By Earl Staggs
I’ve heard writing is easy. All you have to do is open a vein. Ooooh. Sounds painful. And bloody.
In addition to being painful, writing is NOT easy. It’s hard work. We want our readers to envision a setting exactly as we did when we described it. We want our characters to materialize in the reader’s mind as they did in ours when we created them. We want our story to unfold for the reader exactly as we planned. To accomplish all that takes a lot of time and effort. Plus, you have to stop once in a while and mop up the blood.
I’ve also heard only ten percent of what we do is writing. The other ninety percent is rewriting. If that’s true, and it seems that way for me, once the first draft is done, the hard work – and pain – have only begun. After the major components of our masterpiece are in place, we have to scrutinize each word, sentence and paragraph to make sure they’re the best they can be. We want to be certain we have the right words in the right order, eliminate unnecessary words, and replace weak words with stronger ones if we can find them. Call it polishing, tweaking, pruning, or what you will. I call it tightening. Tightening requires hard work, a lot of time, a working knowledge of the cut, copy, paste and delete functions, a big fat dictionary, and a Thesaurus.
If writing is like opening a vein, tightening is like removing your own appendix. Ouch.
I recently became a regular columnist for Apollo’s Lyre, a wonderful ezine owned and operated by the magnificent Lea Schizas. In each bimonthly issue, in a column called ”Write Tight,” I’ll talk about methods and processes of tightening our writing with examples and discussion. To give you an idea, for the June issue, I worked with this example of a passage in need of tightening:
“Years ago, when I was in high school, the other kids referred to me as a nerd.
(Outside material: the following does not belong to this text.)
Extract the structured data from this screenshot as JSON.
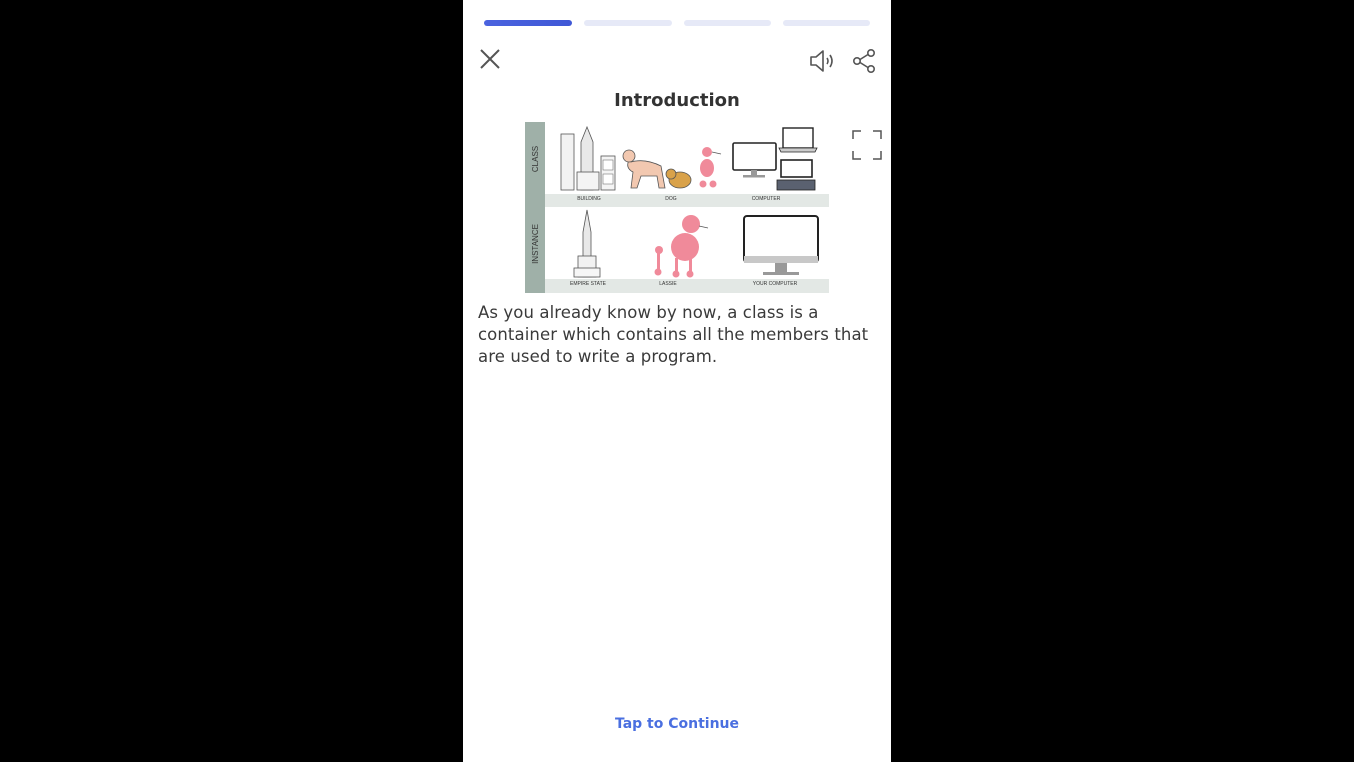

Whenever they saw me, it seemed as if I had my arms full of books, and they never missed a chance to tease and taunt me about it.”
In the article, I went through the tightening procedure step by step and reduced it to this:
“In high school, the other kids called me a nerd. They’d see me with my arms full of books and make fun of me.”
Fewer words, simpler, and says all that’s needed to make the point. Passive words and phrases have been eliminated, weak words made stronger. The entire passage slimmed down to bare bones.
Of course, tightening down to bare bones is not always what we want. There are times when we want the reader to slow down, dwell on our words a second or two longer, give the messaqe time to sink in. In those times, we may purposely pad our work with passive words or phrases here and there and sneak in a modifier or two.
How does a writer know when to tighten to bare bones and when to pad?
Practice, practice, practice.
And keep a few pints of blood handy for transfusions.